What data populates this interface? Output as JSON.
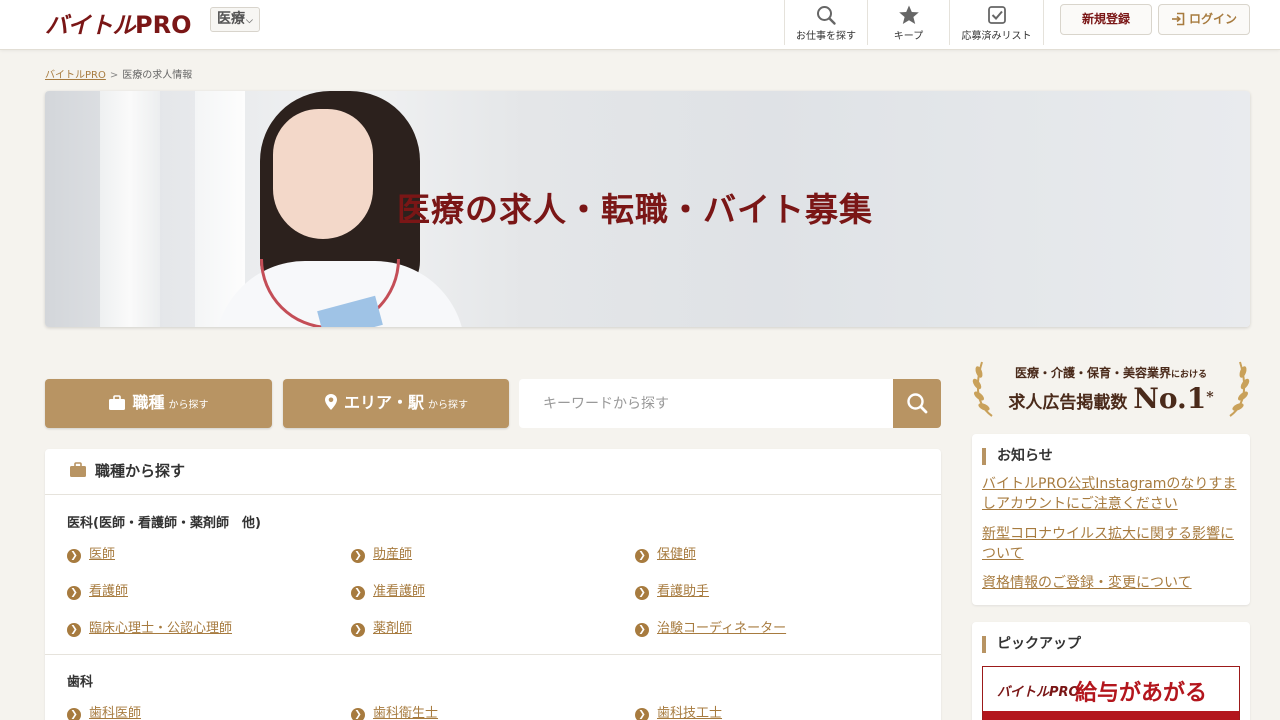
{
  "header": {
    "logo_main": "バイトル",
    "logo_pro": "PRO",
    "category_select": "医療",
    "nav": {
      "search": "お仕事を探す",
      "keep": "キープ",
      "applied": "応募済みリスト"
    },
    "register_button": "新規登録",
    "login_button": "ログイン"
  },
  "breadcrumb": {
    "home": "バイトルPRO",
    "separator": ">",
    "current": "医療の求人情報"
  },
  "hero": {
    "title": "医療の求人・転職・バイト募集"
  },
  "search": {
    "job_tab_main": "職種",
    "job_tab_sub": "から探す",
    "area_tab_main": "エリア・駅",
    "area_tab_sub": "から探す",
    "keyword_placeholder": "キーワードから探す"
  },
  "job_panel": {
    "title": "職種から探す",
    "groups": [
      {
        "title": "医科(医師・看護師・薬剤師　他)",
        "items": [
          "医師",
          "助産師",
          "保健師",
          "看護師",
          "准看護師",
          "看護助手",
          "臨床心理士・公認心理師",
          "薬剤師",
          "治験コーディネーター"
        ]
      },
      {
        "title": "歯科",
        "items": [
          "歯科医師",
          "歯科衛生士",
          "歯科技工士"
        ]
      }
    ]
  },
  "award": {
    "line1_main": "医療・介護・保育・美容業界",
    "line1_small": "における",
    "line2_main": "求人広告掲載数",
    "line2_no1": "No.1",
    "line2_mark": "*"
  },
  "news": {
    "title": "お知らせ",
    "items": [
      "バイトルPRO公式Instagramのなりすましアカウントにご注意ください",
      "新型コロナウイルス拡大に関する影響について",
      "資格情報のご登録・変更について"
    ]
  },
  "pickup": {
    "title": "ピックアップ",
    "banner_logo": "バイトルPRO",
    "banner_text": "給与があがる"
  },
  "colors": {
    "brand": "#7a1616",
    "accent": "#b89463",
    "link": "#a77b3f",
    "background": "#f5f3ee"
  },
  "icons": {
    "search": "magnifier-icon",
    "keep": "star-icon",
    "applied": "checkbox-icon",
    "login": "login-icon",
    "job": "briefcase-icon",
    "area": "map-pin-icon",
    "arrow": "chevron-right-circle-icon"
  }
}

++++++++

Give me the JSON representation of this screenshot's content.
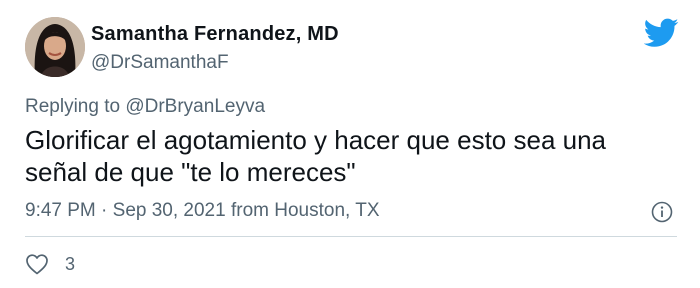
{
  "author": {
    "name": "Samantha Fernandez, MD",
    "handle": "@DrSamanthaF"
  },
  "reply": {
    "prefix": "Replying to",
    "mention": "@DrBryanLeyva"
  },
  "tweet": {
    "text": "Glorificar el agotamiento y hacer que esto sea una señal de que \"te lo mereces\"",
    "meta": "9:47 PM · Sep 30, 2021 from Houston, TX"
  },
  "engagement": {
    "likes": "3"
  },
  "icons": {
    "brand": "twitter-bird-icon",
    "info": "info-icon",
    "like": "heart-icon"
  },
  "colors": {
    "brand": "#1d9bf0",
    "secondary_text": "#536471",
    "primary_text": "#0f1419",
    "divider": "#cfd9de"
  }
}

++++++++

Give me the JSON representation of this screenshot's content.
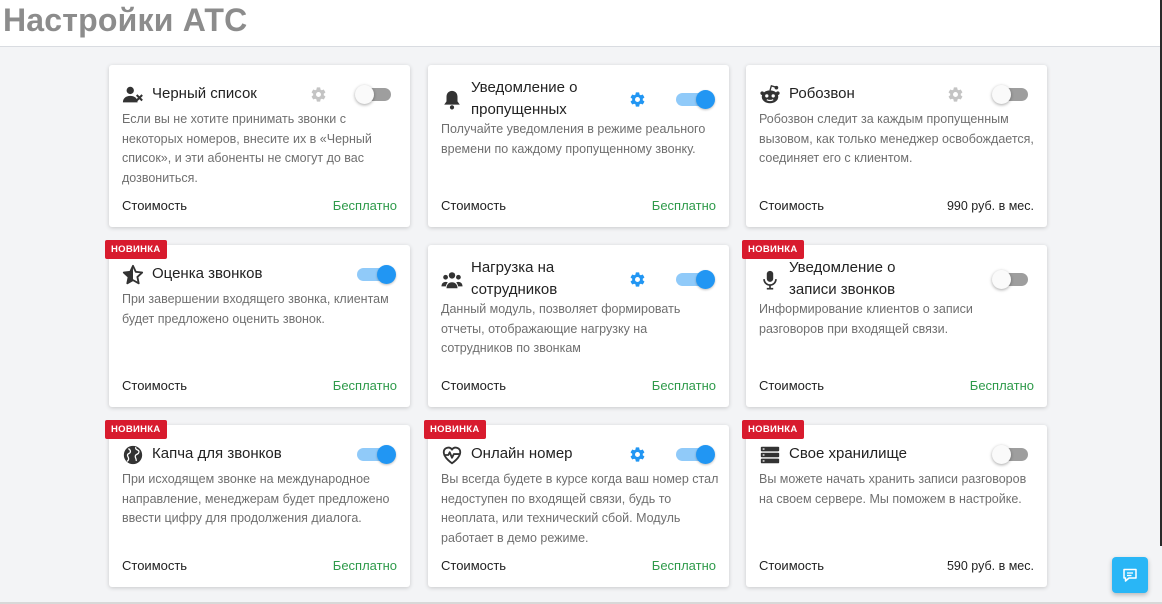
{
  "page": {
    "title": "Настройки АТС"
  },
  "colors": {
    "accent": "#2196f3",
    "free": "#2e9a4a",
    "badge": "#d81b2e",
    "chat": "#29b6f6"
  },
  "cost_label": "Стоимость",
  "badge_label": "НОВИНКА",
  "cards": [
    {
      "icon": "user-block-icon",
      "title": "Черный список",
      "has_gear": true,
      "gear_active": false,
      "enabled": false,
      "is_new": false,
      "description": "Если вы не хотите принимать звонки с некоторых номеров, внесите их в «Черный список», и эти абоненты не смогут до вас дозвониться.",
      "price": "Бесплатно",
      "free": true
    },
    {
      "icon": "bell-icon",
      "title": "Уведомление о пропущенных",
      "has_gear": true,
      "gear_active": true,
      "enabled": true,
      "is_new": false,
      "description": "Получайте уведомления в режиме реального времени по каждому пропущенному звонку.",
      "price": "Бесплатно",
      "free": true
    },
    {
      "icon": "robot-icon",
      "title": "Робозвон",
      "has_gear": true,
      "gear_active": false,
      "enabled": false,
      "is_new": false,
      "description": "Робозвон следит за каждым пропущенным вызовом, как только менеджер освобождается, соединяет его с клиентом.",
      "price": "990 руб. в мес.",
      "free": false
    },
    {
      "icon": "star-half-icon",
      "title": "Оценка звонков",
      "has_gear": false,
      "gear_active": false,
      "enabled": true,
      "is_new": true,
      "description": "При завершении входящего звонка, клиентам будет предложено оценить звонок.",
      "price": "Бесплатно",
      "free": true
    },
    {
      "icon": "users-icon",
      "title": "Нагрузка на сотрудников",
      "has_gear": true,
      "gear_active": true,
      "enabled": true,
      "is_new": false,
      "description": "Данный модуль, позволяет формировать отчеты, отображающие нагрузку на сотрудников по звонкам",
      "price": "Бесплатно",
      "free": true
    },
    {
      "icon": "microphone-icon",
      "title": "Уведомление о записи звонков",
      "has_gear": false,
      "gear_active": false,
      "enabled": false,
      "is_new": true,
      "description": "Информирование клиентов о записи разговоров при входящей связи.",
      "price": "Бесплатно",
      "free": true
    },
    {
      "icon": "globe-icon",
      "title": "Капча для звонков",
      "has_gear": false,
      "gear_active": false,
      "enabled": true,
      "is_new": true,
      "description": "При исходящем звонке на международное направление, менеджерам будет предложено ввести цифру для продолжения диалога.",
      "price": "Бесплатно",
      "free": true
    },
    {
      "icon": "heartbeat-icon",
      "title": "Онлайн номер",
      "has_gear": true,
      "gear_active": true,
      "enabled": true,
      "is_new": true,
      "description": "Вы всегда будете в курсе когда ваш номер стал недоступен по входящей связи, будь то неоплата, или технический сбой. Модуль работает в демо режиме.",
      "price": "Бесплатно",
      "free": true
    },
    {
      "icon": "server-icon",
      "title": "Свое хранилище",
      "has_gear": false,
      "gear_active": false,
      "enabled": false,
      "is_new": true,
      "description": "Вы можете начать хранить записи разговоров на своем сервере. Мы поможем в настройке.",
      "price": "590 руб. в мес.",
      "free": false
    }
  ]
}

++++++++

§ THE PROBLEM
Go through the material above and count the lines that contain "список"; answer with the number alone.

§ REPLY TO THE TASK
2